What government benefits would be added to a “public charge” determination in the proposed rule?


Under the current policy, the only benefits considered in the “public charge” determination include:

  • Public cash assistance for income maintenance (e.g. Supplemental Security Income (SSI))
  • Temporary Assistance for Needy Families (TANF) and comparable state or local programs
  • Government-funded long-term institutional care



The proposed rule would expand the types of benefits considered in a “public charge” to also include:

  • Non-Emergency Medicaid (with limited exceptions for disability services offered in schools)
  • Supplemental Nutrition Assistance Program (SNAP)
  • Medicare Part D Low Income Subsidy, which aids in purchasing medication assistance
  • Federal Housing Assistance (e.g. public housing, Section 8 housing vouchers and project-based rental assistance)

Please Note: The DHS has requested input on the inclusion of the Children’s Health Insurance Program (CHIP), but this program was not included in the published proposed regulatory text.


Guidelines for Comments

Is NHSA submitting comments?

Yes, NHSA will be submitting comments that discuss the broad implications of the proposed rule on children and families.

  • In contrast to some other instances where we have asked for sign-ons to our comments, NHSA is encouraging the Head Start community to submit individual comments.
  • NHSA recognizes that “public charge” is a complex issue that affects people in many different ways and we want to allow the Head Start community the opportunity to tell their own unique stories.

Why should you submit comments?

Comments matter for a number of reasons. While Head Start is not named in the “public charge” proposed rule, NHSA recognizes that the changes could nonetheless affect children and families in our community.

  • Comments to a proposed rule raise the profile of the issue to policy makers and the public and show that it is important to many people across different sectors.
  • Comments provide the opportunity to challenge the regulation in court if a concern with the regulation is raised, but not addressed. Comments allow those affected by the rule (and their families, friends, supporters) a chance to voice their concerns to policymakers by sharing personal stories.

Where can you submit comments?

The easiest way to submit comments is through the Federal “public charge” comment portal at

Is NHSA providing any additional materials?

Yes, NHSA is providing comment templates as a starting point for your individual comments. We strongly encourage you to personalize your comments and make them as specific as possible.

How can I personalize my comments?

Discuss how your own immigrant family or those in your community would be impacted by this rule change.

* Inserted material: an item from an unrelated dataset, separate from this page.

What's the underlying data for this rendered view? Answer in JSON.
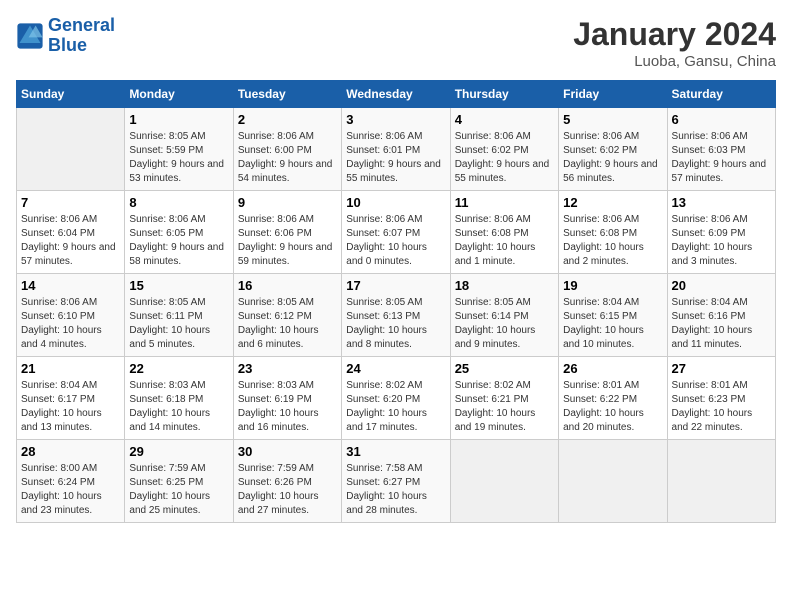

If you have personal experience with or are passionate about any of the following programs, please feel free to mention them in your comments: SNAP (food stamps), Medicaid, CHIP (Children’s Health Insurance Program), Medicaid, low-income subsidies under Medicare Part D, and Section 8 housing vouchers. Your anecdotes will illustrate how people who access these programs are at risk of being denied green cards, while showing the support and success that these programs provide families.

What should NOT be included in comments?

Because Head Start is not included in the proposed rule, NHSA strongly encourages you to NOT mention Head Start by name in your comments.

Who can comment on the proposed rule?

Anyone can comment. There are no limitations, such as age or citizenship status. It is not like a court of law and you do not need to have “standing” or be directly impacted to comment. We encourage you to ask your friends, family, and co-workers to comment as well.

What information must be provided when submitting a comment?

The only information required to comment is a first and last name. For those not wishing to provide that information, we recommend having someone submit the comment on your behalf, such as a lawyer or a healthcare worker.

Your comment may be as long or short as you would like.


Let us know

While comments submitted are public, it takes some time for the federal government to make them available, so please share a copy of your submitted comments with NHSA by emailing it to Kim Cooper (